─── Entries provided ───

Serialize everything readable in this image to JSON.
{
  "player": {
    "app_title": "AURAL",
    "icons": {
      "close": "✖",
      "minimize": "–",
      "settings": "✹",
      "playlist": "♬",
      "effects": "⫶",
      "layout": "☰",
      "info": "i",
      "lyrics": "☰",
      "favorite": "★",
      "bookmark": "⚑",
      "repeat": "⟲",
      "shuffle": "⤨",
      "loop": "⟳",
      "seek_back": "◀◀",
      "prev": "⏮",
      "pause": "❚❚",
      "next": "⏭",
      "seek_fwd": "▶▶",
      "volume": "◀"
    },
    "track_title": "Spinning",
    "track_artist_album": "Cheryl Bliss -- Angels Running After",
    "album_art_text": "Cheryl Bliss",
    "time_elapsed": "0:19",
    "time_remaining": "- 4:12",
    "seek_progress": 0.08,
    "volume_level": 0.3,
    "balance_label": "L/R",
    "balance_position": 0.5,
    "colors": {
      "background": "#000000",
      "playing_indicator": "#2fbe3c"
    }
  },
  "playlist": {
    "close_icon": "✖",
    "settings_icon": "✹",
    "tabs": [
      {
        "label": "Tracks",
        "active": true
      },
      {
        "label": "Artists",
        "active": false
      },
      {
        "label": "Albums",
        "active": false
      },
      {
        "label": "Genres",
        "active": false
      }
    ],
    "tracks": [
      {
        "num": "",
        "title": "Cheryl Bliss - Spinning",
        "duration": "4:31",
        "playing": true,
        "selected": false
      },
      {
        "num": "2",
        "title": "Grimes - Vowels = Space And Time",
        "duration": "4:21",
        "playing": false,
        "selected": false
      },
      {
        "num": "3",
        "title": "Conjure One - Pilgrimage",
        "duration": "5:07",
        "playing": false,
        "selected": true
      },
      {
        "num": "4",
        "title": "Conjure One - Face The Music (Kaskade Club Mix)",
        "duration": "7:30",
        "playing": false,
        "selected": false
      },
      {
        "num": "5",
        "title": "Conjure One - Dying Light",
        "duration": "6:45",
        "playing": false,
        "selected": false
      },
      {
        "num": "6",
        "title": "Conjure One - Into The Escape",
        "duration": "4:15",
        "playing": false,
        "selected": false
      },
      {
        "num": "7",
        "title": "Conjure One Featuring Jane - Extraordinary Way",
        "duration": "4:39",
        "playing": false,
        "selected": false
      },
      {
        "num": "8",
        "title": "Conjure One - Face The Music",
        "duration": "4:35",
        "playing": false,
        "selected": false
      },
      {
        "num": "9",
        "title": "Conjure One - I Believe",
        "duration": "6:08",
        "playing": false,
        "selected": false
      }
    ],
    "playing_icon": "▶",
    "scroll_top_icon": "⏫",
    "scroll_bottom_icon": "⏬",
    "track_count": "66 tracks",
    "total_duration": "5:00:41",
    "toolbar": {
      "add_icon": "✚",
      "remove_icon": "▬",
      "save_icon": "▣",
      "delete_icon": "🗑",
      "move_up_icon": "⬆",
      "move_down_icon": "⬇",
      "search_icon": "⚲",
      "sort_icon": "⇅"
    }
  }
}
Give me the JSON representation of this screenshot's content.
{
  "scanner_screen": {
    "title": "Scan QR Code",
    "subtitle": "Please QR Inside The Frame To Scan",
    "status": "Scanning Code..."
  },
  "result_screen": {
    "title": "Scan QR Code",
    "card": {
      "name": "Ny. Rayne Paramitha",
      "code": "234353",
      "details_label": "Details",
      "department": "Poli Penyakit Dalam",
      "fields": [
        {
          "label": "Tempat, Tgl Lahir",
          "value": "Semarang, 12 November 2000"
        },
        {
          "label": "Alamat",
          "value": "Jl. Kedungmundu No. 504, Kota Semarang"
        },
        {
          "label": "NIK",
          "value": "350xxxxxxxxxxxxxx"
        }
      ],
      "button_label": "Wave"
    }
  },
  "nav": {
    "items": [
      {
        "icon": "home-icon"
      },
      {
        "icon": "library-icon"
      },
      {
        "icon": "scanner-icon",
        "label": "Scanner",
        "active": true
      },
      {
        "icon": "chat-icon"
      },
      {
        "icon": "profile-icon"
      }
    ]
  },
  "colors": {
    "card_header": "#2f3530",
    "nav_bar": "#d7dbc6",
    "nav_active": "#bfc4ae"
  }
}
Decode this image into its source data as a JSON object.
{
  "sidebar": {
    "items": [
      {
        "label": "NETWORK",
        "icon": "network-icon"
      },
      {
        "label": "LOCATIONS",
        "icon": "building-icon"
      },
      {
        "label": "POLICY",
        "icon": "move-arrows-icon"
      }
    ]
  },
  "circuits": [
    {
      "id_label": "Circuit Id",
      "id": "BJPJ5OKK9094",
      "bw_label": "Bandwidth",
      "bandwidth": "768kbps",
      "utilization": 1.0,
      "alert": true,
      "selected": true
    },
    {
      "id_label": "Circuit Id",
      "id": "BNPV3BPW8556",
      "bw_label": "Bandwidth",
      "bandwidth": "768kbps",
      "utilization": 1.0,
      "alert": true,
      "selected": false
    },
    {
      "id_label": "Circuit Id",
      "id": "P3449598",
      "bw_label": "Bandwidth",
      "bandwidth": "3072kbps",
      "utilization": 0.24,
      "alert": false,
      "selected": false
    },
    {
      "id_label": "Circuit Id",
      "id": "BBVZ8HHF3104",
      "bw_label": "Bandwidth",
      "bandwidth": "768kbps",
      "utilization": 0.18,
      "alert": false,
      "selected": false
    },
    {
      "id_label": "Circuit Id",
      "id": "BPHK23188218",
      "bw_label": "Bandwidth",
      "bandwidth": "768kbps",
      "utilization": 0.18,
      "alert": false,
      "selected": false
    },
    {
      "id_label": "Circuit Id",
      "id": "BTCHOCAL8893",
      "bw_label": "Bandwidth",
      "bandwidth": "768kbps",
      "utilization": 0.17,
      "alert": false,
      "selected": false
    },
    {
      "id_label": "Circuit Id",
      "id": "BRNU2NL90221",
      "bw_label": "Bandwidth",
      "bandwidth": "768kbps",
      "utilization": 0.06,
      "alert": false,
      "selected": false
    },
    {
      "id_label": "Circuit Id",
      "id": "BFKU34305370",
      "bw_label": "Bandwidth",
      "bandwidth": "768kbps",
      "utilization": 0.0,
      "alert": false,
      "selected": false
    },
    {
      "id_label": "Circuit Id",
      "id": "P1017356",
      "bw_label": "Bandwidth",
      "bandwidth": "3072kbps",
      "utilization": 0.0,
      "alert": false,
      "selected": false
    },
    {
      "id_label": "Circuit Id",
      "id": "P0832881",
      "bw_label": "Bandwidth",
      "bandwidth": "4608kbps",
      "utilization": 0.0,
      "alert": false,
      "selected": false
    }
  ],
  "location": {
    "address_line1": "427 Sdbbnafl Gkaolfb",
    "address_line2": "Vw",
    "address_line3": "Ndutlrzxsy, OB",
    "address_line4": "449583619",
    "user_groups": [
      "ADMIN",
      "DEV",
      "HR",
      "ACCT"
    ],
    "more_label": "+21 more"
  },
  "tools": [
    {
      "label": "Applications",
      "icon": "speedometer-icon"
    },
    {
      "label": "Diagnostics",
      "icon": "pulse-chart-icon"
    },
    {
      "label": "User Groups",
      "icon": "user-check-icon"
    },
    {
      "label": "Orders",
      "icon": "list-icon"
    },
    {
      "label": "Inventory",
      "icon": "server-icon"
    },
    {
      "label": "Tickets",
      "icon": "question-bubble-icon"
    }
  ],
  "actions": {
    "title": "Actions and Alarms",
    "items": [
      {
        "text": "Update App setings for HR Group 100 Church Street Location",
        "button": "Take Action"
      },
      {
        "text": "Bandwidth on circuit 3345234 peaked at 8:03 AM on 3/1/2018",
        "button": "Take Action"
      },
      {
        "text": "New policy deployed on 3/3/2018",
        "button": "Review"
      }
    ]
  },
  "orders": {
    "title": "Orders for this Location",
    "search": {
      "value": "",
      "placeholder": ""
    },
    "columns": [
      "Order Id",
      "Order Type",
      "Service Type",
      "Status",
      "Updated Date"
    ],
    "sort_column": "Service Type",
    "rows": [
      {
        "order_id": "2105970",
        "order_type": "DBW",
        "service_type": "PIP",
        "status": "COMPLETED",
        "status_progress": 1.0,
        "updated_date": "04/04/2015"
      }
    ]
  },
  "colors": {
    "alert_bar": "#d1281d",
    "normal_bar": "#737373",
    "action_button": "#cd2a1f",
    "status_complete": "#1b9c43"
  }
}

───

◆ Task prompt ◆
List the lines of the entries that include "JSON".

◆ Response below ◆
Serialize everything readable in this image to JSON.
Give me the JSON representation of this screenshot's content.
Decode this image into its source data as a JSON object.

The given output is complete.